knowing your ‘tools’ like how the street vendors wield their knives, woks, and pans – understand your editor well and figure out how it can maximize your workflow (a lot of folks write blog posts on plugins and processes for pretty much any language you can think of)
consistently looking to make contributions to promote growth to your team in the form of documentation, tricks, tips, anything.
shedding the fear you may have of people thinking you’re incompetent and asking for help + asking stupid questions. I’ve found that the people who I can and should turn to for help are more than happy to. Most of my time being scared and quiet leads to adventures down the wrong rabbit holes and an overall inefficient use of my time.
Take the Time, Be Consistent, and Make Sure You’re Always Challenged
Note that what you see in the form of compilations of youtube videos of people moving with such robotic or superhuman motions has been learned through a deep investment of time and effort.
What you see here is a deep level of refinement – you don’t get to see the scars or broken fingers.
All of the points I mentioned above come with time and experience at various points: through hectic situations, on the job training, and messing around on your own time. You shouldn’t feel bad if you don’t have knowledge that fits those points exactly, but you SHOULD be working on it.
I have seen people do the same group of exercises over and over again… And over again. Always able to breeze through the specific exercise but unable to transfer the skills to situations outside of the exercises.
While repetition is key, understanding how to solve a problem in a slightly different scenario is very beneficial.

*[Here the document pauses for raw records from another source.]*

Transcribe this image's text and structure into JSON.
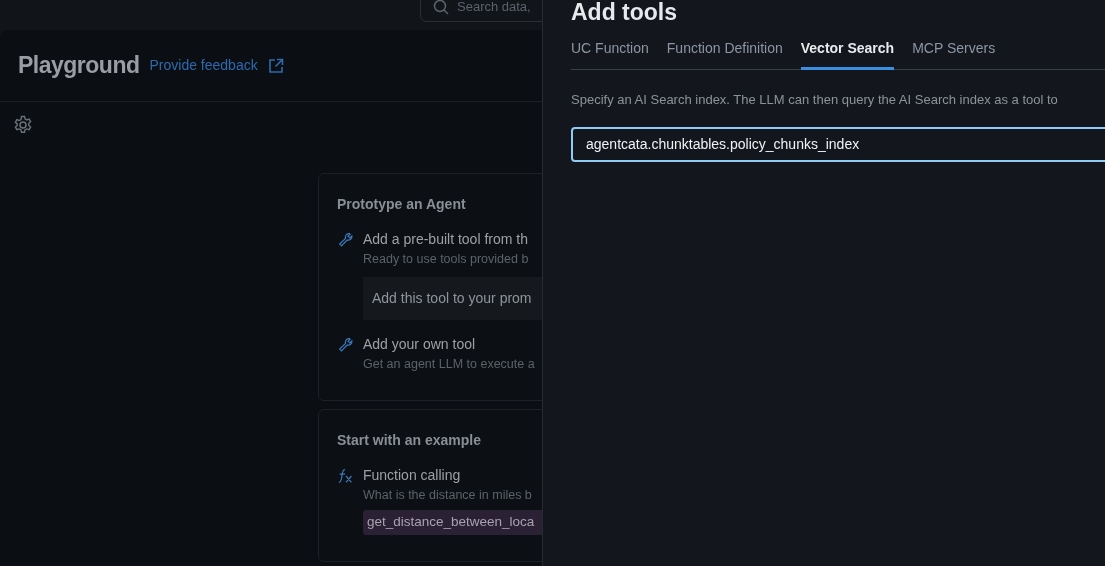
{
  "search": {
    "placeholder": "Search data,"
  },
  "page": {
    "title": "Playground",
    "feedback_link": "Provide feedback"
  },
  "cards": [
    {
      "title": "Prototype an Agent",
      "items": [
        {
          "kind": "tool",
          "title": "Add a pre-built tool from th",
          "subtitle": "Ready to use tools provided b",
          "action": "Add this tool to your prom"
        },
        {
          "kind": "tool",
          "title": "Add your own tool",
          "subtitle": "Get an agent LLM to execute a"
        }
      ]
    },
    {
      "title": "Start with an example",
      "items": [
        {
          "kind": "function",
          "title": "Function calling",
          "subtitle": "What is the distance in miles b",
          "code": "get_distance_between_loca"
        }
      ]
    }
  ],
  "drawer": {
    "title": "Add tools",
    "tabs": [
      {
        "label": "UC Function",
        "selected": false
      },
      {
        "label": "Function Definition",
        "selected": false
      },
      {
        "label": "Vector Search",
        "selected": true
      },
      {
        "label": "MCP Servers",
        "selected": false
      }
    ],
    "description": "Specify an AI Search index. The LLM can then query the AI Search index as a tool to",
    "index_field": {
      "value": "agentcata.chunktables.policy_chunks_index",
      "focused": true
    }
  }
}
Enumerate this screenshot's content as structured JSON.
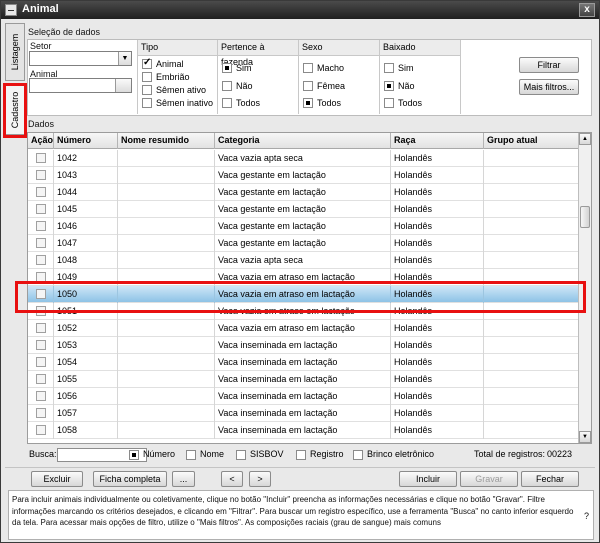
{
  "window": {
    "title": "Animal",
    "close_label": "x"
  },
  "tabs": {
    "listagem": "Listagem",
    "cadastro": "Cadastro"
  },
  "selection": {
    "section_label": "Seleção de dados",
    "setor_label": "Setor",
    "setor_value": "",
    "animal_label": "Animal",
    "animal_value": ""
  },
  "filters": {
    "tipo": {
      "header": "Tipo",
      "options": [
        {
          "label": "Animal",
          "state": "checked"
        },
        {
          "label": "Embrião",
          "state": "off"
        },
        {
          "label": "Sêmen ativo",
          "state": "off"
        },
        {
          "label": "Sêmen inativo",
          "state": "off"
        }
      ]
    },
    "pertence": {
      "header": "Pertence à fazenda",
      "options": [
        {
          "label": "Sim",
          "state": "selected"
        },
        {
          "label": "Não",
          "state": "off"
        },
        {
          "label": "Todos",
          "state": "off"
        }
      ]
    },
    "sexo": {
      "header": "Sexo",
      "options": [
        {
          "label": "Macho",
          "state": "off"
        },
        {
          "label": "Fêmea",
          "state": "off"
        },
        {
          "label": "Todos",
          "state": "selected"
        }
      ]
    },
    "baixado": {
      "header": "Baixado",
      "options": [
        {
          "label": "Sim",
          "state": "off"
        },
        {
          "label": "Não",
          "state": "selected"
        },
        {
          "label": "Todos",
          "state": "off"
        }
      ]
    }
  },
  "buttons": {
    "filtrar": "Filtrar",
    "mais_filtros": "Mais filtros..."
  },
  "data_section_label": "Dados",
  "grid": {
    "columns": [
      "Ação",
      "Número",
      "Nome resumido",
      "Categoria",
      "Raça",
      "Grupo atual"
    ],
    "rows": [
      {
        "numero": "1042",
        "nome": "",
        "categoria": "Vaca vazia apta seca",
        "raca": "Holandês",
        "grupo": ""
      },
      {
        "numero": "1043",
        "nome": "",
        "categoria": "Vaca gestante em lactação",
        "raca": "Holandês",
        "grupo": ""
      },
      {
        "numero": "1044",
        "nome": "",
        "categoria": "Vaca gestante em lactação",
        "raca": "Holandês",
        "grupo": ""
      },
      {
        "numero": "1045",
        "nome": "",
        "categoria": "Vaca gestante em lactação",
        "raca": "Holandês",
        "grupo": ""
      },
      {
        "numero": "1046",
        "nome": "",
        "categoria": "Vaca gestante em lactação",
        "raca": "Holandês",
        "grupo": ""
      },
      {
        "numero": "1047",
        "nome": "",
        "categoria": "Vaca gestante em lactação",
        "raca": "Holandês",
        "grupo": ""
      },
      {
        "numero": "1048",
        "nome": "",
        "categoria": "Vaca vazia apta seca",
        "raca": "Holandês",
        "grupo": ""
      },
      {
        "numero": "1049",
        "nome": "",
        "categoria": "Vaca vazia em atraso em lactação",
        "raca": "Holandês",
        "grupo": ""
      },
      {
        "numero": "1050",
        "nome": "",
        "categoria": "Vaca vazia em atraso em lactação",
        "raca": "Holandês",
        "grupo": "",
        "selected": true
      },
      {
        "numero": "1051",
        "nome": "",
        "categoria": "Vaca vazia em atraso em lactação",
        "raca": "Holandês",
        "grupo": ""
      },
      {
        "numero": "1052",
        "nome": "",
        "categoria": "Vaca vazia em atraso em lactação",
        "raca": "Holandês",
        "grupo": ""
      },
      {
        "numero": "1053",
        "nome": "",
        "categoria": "Vaca inseminada em lactação",
        "raca": "Holandês",
        "grupo": ""
      },
      {
        "numero": "1054",
        "nome": "",
        "categoria": "Vaca inseminada em lactação",
        "raca": "Holandês",
        "grupo": ""
      },
      {
        "numero": "1055",
        "nome": "",
        "categoria": "Vaca inseminada em lactação",
        "raca": "Holandês",
        "grupo": ""
      },
      {
        "numero": "1056",
        "nome": "",
        "categoria": "Vaca inseminada em lactação",
        "raca": "Holandês",
        "grupo": ""
      },
      {
        "numero": "1057",
        "nome": "",
        "categoria": "Vaca inseminada em lactação",
        "raca": "Holandês",
        "grupo": ""
      },
      {
        "numero": "1058",
        "nome": "",
        "categoria": "Vaca inseminada em lactação",
        "raca": "Holandês",
        "grupo": ""
      }
    ]
  },
  "search": {
    "label": "Busca:",
    "value": "",
    "options": [
      {
        "label": "Número",
        "state": "selected"
      },
      {
        "label": "Nome",
        "state": "off"
      },
      {
        "label": "SISBOV",
        "state": "off"
      },
      {
        "label": "Registro",
        "state": "off"
      },
      {
        "label": "Brinco eletrônico",
        "state": "off"
      }
    ],
    "total_label": "Total de registros:",
    "total_value": "00223"
  },
  "actions": {
    "excluir": "Excluir",
    "ficha": "Ficha completa",
    "more": "...",
    "prev": "<",
    "next": ">",
    "incluir": "Incluir",
    "gravar": "Gravar",
    "fechar": "Fechar"
  },
  "help_text": "Para incluir animais individualmente ou coletivamente, clique no botão \"Incluir\" preencha as informações necessárias e clique no botão \"Gravar\". Filtre informações marcando os critérios desejados, e clicando em \"Filtrar\". Para buscar um registro específico, use a ferramenta \"Busca\" no canto inferior esquerdo da tela. Para acessar mais opções de filtro, utilize o \"Mais filtros\". As composições raciais (grau de sangue) mais comuns",
  "help_icon_label": "?"
}
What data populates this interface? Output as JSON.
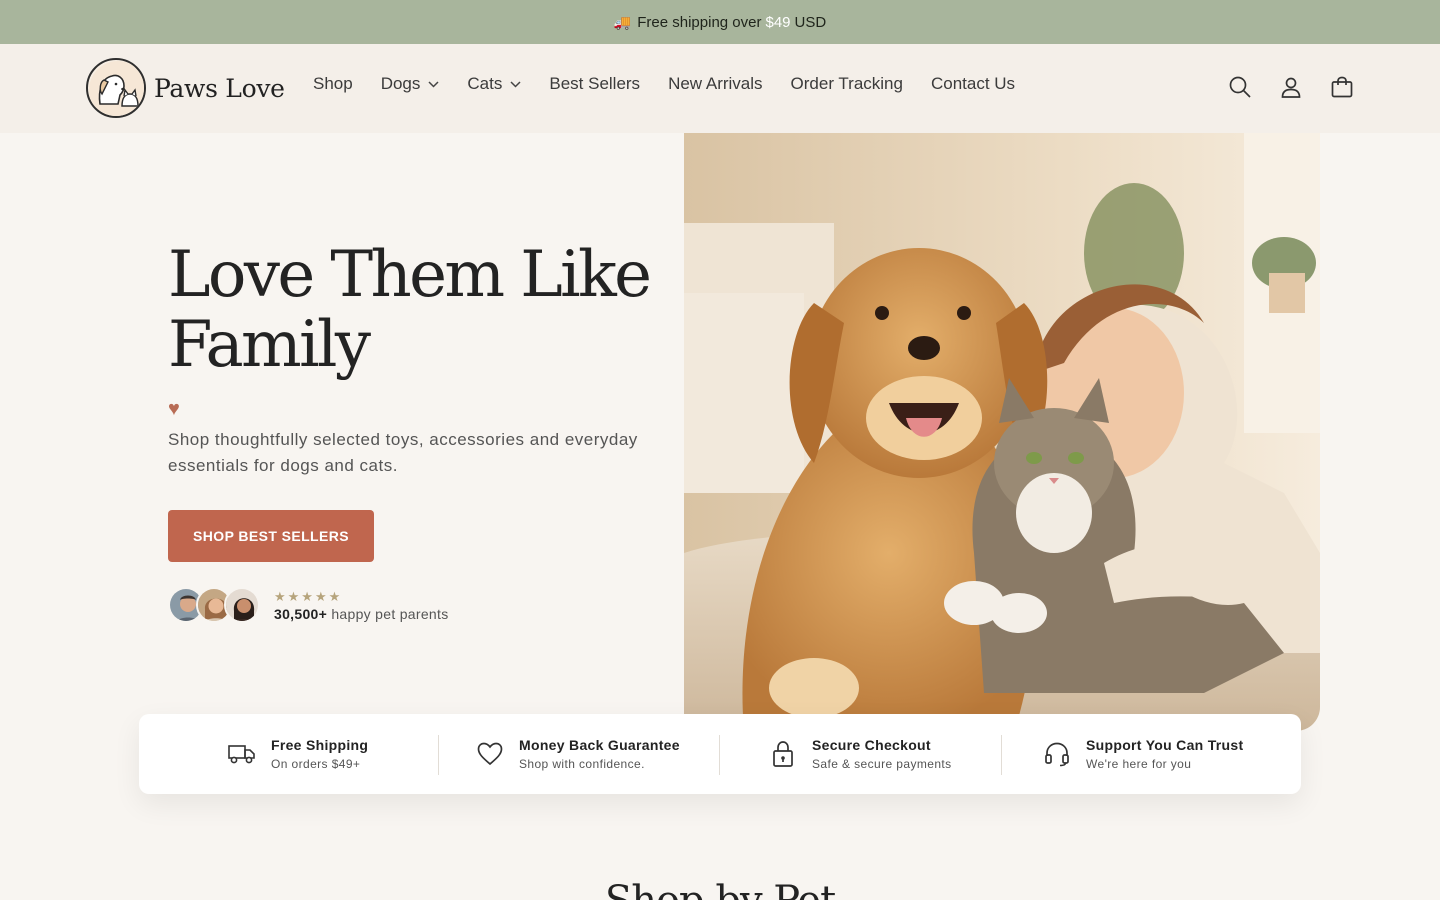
{
  "announcement": {
    "prefix": "Free shipping over",
    "price": "$49",
    "suffix": "USD",
    "icon": "truck-emoji-icon"
  },
  "brand": {
    "name": "Paws Love"
  },
  "nav": [
    {
      "label": "Shop",
      "dropdown": false
    },
    {
      "label": "Dogs",
      "dropdown": true
    },
    {
      "label": "Cats",
      "dropdown": true
    },
    {
      "label": "Best Sellers",
      "dropdown": false
    },
    {
      "label": "New Arrivals",
      "dropdown": false
    },
    {
      "label": "Order Tracking",
      "dropdown": false
    },
    {
      "label": "Contact Us",
      "dropdown": false
    }
  ],
  "header_icons": [
    "search-icon",
    "account-icon",
    "cart-icon"
  ],
  "hero": {
    "title": "Love Them Like Family",
    "heart": "♥",
    "subtitle": "Shop thoughtfully selected toys, accessories and everyday essentials for dogs and cats.",
    "cta": "SHOP BEST SELLERS",
    "rating_stars": "★★★★★",
    "rating": 5,
    "parents_count": "30,500+",
    "parents_text": "happy pet parents",
    "image_alt": "Golden retriever, girl and tabby cat cuddling on a cozy beige rug"
  },
  "trust": [
    {
      "title": "Free Shipping",
      "subtitle": "On orders $49+",
      "icon": "truck-icon"
    },
    {
      "title": "Money Back Guarantee",
      "subtitle": "Shop with confidence.",
      "icon": "heart-icon"
    },
    {
      "title": "Secure Checkout",
      "subtitle": "Safe & secure payments",
      "icon": "lock-icon"
    },
    {
      "title": "Support You Can Trust",
      "subtitle": "We're here for you",
      "icon": "headset-icon"
    }
  ],
  "next_section": {
    "title": "Shop by Pet"
  },
  "colors": {
    "accent": "#c0664e",
    "banner": "#a8b59c",
    "header_bg": "#f4efe9",
    "page_bg": "#f8f5f1"
  }
}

Don’t do the same 12 exercises to manipulate strings in the exact same 12 ways multiple times.
To some degree, it becomes monotonous; just something that allows you to say, ‘okay, I spent 5 hours doing this thing for the 10th time in the exact same way, this counts as learning!’
The example I like to use involves basketball: you practice shooting free throws and three pointers in practice but can never land them during a game. When the pressure is on. When that shot really counts.
The biggest motivation for writing this article is for people who are doing coding challenges. As you go through them, you should be getting to know the ‘standard’ things like the libraries used and the language’s syntax. Make sure you are always challenged and find ways to utilize the experience of others and existing resources in such a way that can promote growth and minimize/streamline the time taken to learn. Become a positive force to others by sharing your own knowledge. No matter how little you may think you know, anything helps.
The point of the coding challenges is the same as the future badass street vendor cook who is just starting out. Learn the tools, be consistent in your training, and refine your processes to improve the quality and amount of output. Helping your team do the same can only lead to great things.